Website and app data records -
|---|
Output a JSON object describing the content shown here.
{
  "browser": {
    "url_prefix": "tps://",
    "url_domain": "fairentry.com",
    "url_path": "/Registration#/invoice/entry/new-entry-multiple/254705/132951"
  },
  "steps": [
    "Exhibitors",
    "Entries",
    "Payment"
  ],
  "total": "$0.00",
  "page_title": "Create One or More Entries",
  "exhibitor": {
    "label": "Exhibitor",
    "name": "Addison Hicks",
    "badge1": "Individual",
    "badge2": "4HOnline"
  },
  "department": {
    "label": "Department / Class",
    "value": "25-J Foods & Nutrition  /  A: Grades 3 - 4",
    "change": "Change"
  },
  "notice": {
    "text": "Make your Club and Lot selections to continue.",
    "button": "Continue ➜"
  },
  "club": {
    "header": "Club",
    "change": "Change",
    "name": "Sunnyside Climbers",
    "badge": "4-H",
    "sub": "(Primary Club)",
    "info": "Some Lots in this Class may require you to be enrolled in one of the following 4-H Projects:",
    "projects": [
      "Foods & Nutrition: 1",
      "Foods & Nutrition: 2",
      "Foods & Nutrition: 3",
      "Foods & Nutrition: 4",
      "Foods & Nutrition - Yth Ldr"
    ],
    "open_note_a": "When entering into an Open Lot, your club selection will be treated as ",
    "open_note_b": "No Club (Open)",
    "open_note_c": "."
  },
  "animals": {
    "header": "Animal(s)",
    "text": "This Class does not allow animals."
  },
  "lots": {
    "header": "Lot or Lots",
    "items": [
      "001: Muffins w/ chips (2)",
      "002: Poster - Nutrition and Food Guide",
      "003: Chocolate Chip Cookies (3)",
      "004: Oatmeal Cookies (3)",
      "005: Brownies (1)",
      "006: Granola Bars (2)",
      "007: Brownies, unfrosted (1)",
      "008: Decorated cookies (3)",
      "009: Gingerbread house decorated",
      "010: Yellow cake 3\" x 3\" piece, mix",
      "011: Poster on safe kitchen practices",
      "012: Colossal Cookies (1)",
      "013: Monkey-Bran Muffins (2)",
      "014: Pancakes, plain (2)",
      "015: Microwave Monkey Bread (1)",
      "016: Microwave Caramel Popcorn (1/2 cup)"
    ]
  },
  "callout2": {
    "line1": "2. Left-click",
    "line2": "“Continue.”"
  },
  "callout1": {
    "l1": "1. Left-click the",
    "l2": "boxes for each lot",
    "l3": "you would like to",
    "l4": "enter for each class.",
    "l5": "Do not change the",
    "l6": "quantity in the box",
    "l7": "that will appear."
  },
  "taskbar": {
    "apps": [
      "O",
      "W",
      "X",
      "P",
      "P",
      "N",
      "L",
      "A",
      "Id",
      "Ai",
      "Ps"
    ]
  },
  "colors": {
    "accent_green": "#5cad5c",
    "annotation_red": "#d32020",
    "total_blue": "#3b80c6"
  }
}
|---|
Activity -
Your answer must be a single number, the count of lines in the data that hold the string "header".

The answer -
3